Bert D. Chandler was born in Rollin Township, Michigan, on March 19, 1869. He attended the public schools in Addison and Hudson, and later studied law in the office of the late Grant Fellows, a former Justice of the Michigan Supreme Court. Subsequent to his admission to the Bar on May 27, 1890, he formed a law partnership that continued until 1917, with the exception of the period from 1914 to 1915, when he served as Judge of the Thirty-Ninth Judicial Circuit. He practiced law with Fred C. Culver of Hudson under the firm name of Chandler and Culver until his election to the Court in 1936 to fill the vacancy occasioned by the death of Justice Nelson Sharpe.

Perhaps he may have been best known for his guiding hand in the infringement case between the Parker Rust Proof Company and the Ford Motor Company.  When he was elected to the Court, he was reluctant to assume the duties of a Justice because of his limited formal education. Deprived in his early years of the privilege of an extended formal education, Chandler nevertheless became an educated man in the full and inclusive sense of that term.
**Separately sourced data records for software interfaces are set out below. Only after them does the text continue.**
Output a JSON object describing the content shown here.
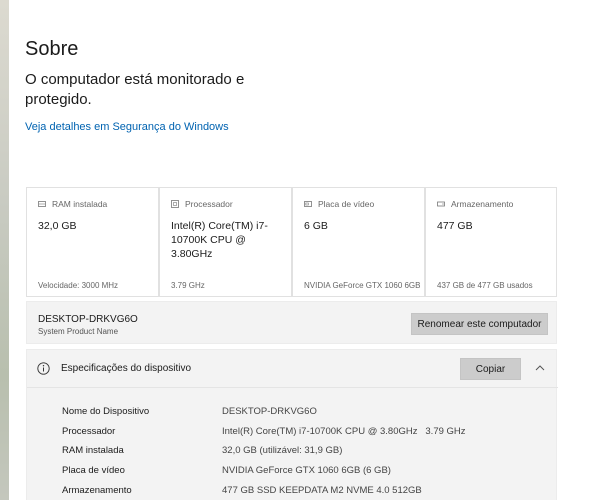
{
  "page": {
    "title": "Sobre",
    "status": "O computador está monitorado e protegido.",
    "security_link": "Veja detalhes em Segurança do Windows"
  },
  "cards": [
    {
      "label": "RAM instalada",
      "value": "32,0 GB",
      "footer": "Velocidade: 3000 MHz",
      "icon": "ram-icon"
    },
    {
      "label": "Processador",
      "value": "Intel(R) Core(TM) i7-10700K CPU @ 3.80GHz",
      "footer": "3.79 GHz",
      "icon": "processor-icon"
    },
    {
      "label": "Placa de vídeo",
      "value": "6 GB",
      "footer": "NVIDIA GeForce GTX 1060 6GB",
      "icon": "gpu-icon"
    },
    {
      "label": "Armazenamento",
      "value": "477 GB",
      "footer": "437 GB de 477 GB usados",
      "icon": "storage-icon"
    }
  ],
  "device": {
    "name": "DESKTOP-DRKVG6O",
    "product_name": "System Product Name",
    "rename_label": "Renomear este computador"
  },
  "specs": {
    "title": "Especificações do dispositivo",
    "copy_label": "Copiar",
    "rows": [
      {
        "key": "Nome do Dispositivo",
        "value": "DESKTOP-DRKVG6O"
      },
      {
        "key": "Processador",
        "value": "Intel(R) Core(TM) i7-10700K CPU @ 3.80GHz   3.79 GHz"
      },
      {
        "key": "RAM instalada",
        "value": "32,0 GB (utilizável: 31,9 GB)"
      },
      {
        "key": "Placa de vídeo",
        "value": "NVIDIA GeForce GTX 1060 6GB (6 GB)"
      },
      {
        "key": "Armazenamento",
        "value": "477 GB SSD KEEPDATA M2 NVME 4.0 512GB"
      }
    ]
  },
  "colors": {
    "link": "#0063b1",
    "button": "#cccccc",
    "panel": "#f3f3f3"
  }
}
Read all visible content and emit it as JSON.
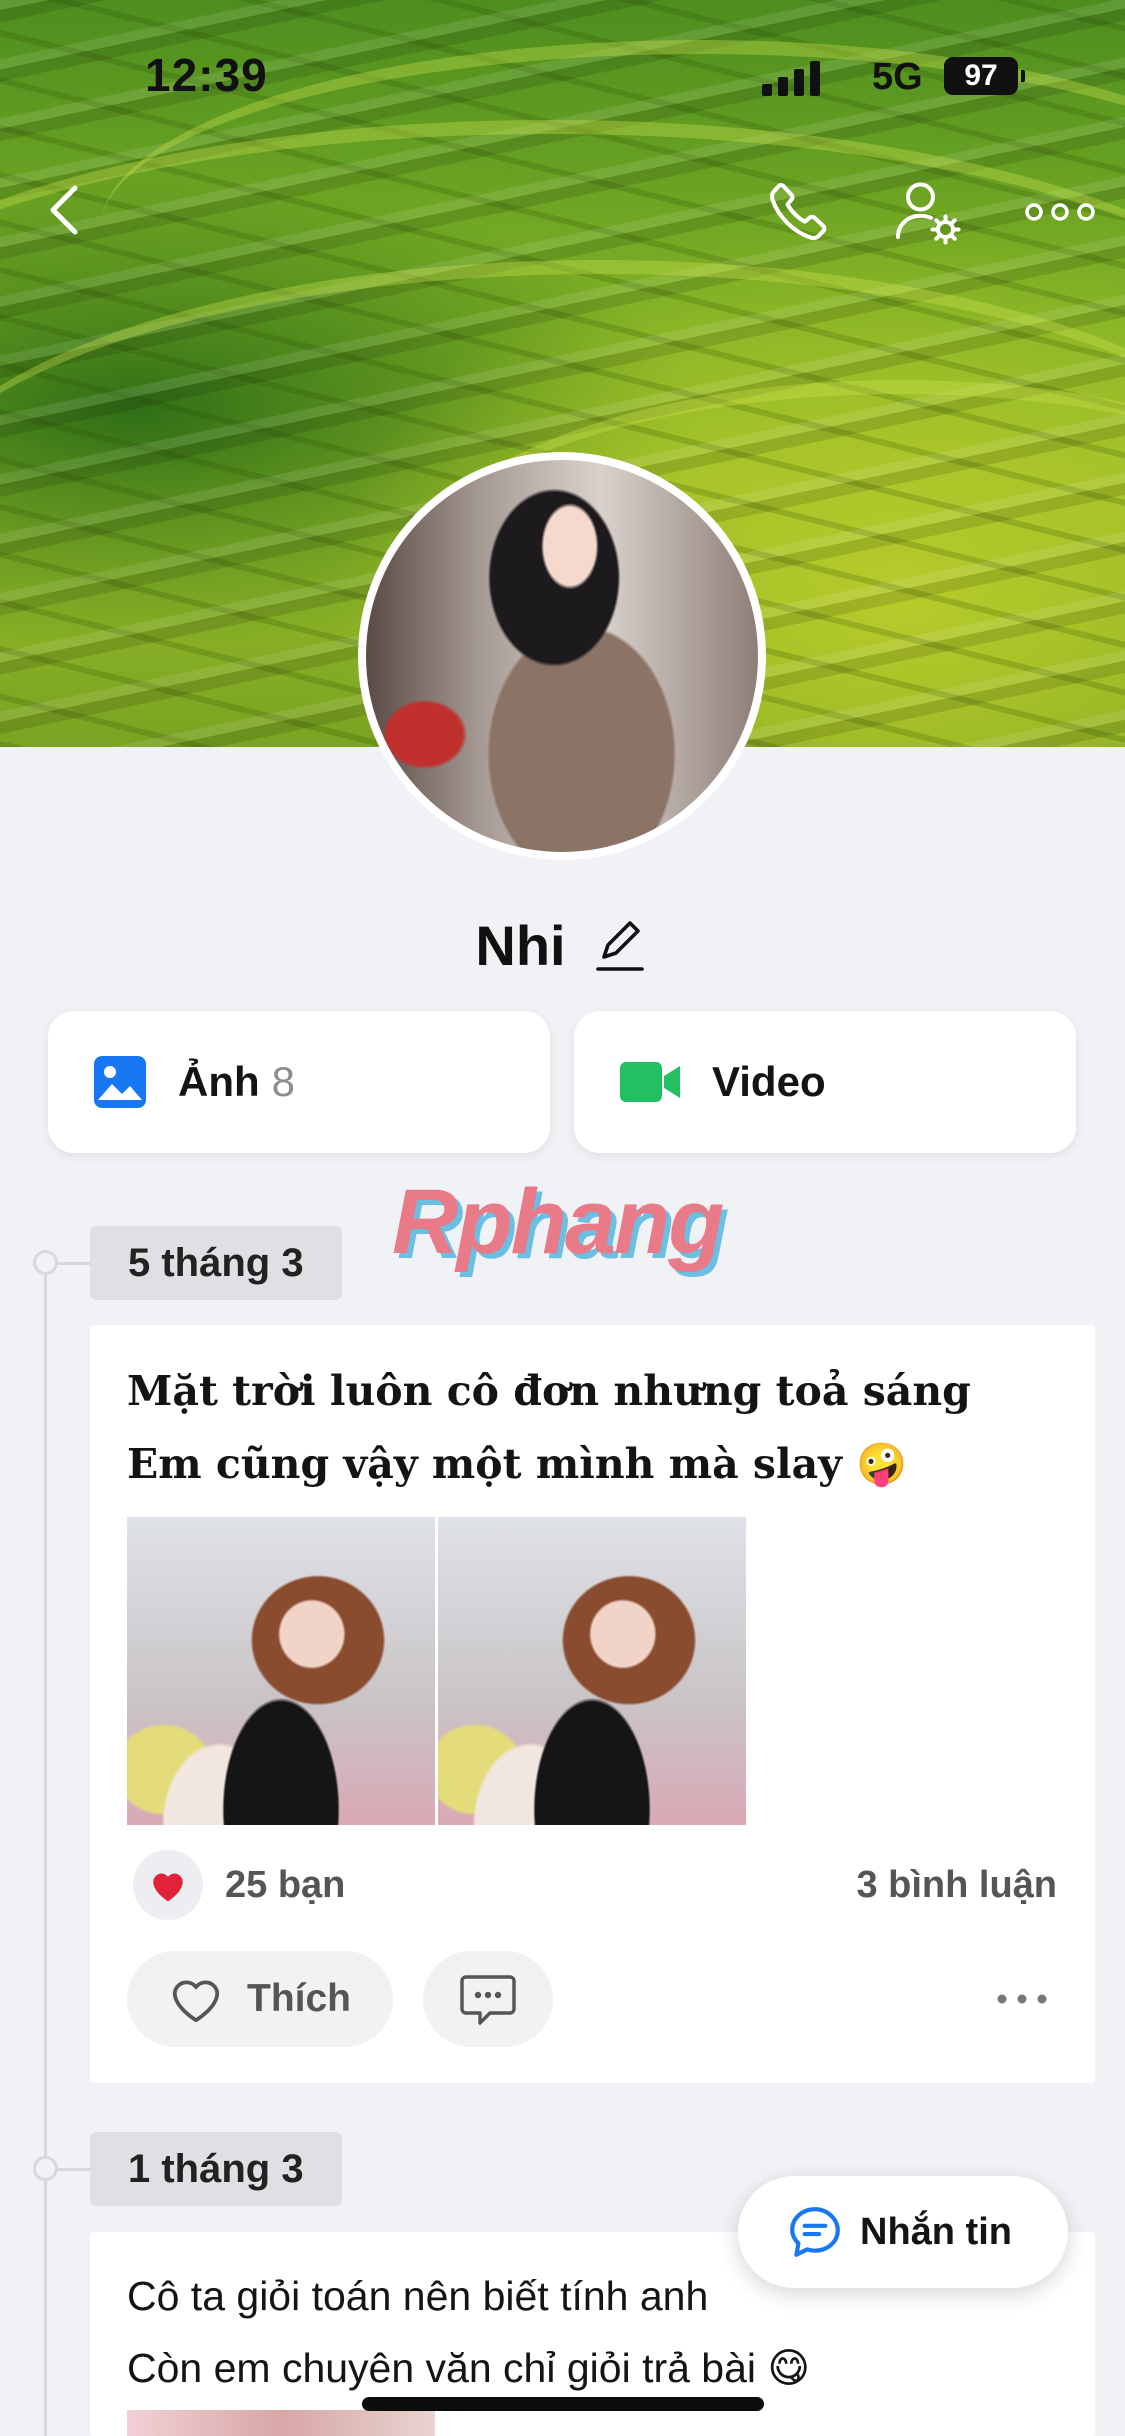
{
  "status_bar": {
    "time": "12:39",
    "network": "5G",
    "battery": "97"
  },
  "profile": {
    "name": "Nhi"
  },
  "media": {
    "photos_label": "Ảnh",
    "photos_count": "8",
    "videos_label": "Video"
  },
  "watermark": "Rphang",
  "timeline": [
    {
      "date": "5 tháng 3",
      "text_lines": [
        "Mặt trời luôn cô đơn nhưng toả sáng",
        "Em cũng vậy một mình mà slay 🤪"
      ],
      "likes": "25 bạn",
      "comments": "3 bình luận",
      "like_label": "Thích"
    },
    {
      "date": "1 tháng 3",
      "text_lines": [
        "Cô ta giỏi toán nên biết tính anh",
        "Còn em chuyên văn chỉ giỏi trả bài 😋"
      ]
    }
  ],
  "message_button": "Nhắn tin",
  "icons": {
    "back": "chevron-left-icon",
    "call": "phone-icon",
    "profile_settings": "user-gear-icon",
    "more": "more-horizontal-icon",
    "edit": "pencil-icon",
    "photos": "image-icon",
    "videos": "video-camera-icon",
    "heart": "heart-icon",
    "like": "heart-outline-icon",
    "comment": "comment-icon",
    "message": "chat-bubble-icon"
  },
  "colors": {
    "accent_blue": "#1877f2",
    "video_green": "#23c061",
    "heart_red": "#e2213b",
    "background": "#f1f2f5"
  }
}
Through intensive reading he became well-grounded in history, particularly in the history Michigan. He once said, “I cannot understand how anyone who knows the history and romance of Michigan and who has experienced all that it offers, could wish to live elsewhere.” Chandler was also well read in the biographies of those who have been foremost in the adventure of developing the government and the industries of the United States. (Michigan Supreme Court. Michigan Reports: Cases Decided by the Supreme Court of Michigan. Rochester, N.Y.: Lawyers Co-operative Publishing Co., 1949 – 1998, Vol. 321.)
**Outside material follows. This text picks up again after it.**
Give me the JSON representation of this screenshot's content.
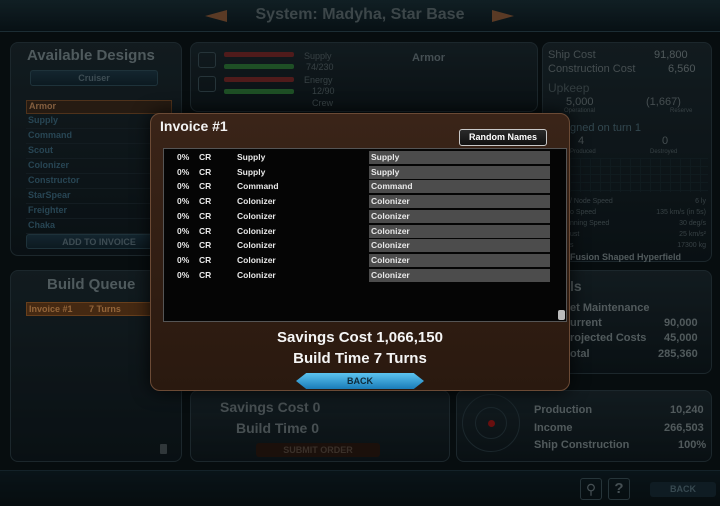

After Chandler’s retirement on December 31, 1943, he continued to live in Hudson until his death on December 13, 1947.

Portrait Artist:
Gamble, Roy C.

Oil on canvas

128.91cm X 80.65cm (50 3/4″ X 31 3/4 “)

Owned by:
State of Michigan

Current location:
Hall of Justice – 6th Floor:
Justice David Viviano’s Suite

Portrait photo by:
Douglas Elbinger – June 1996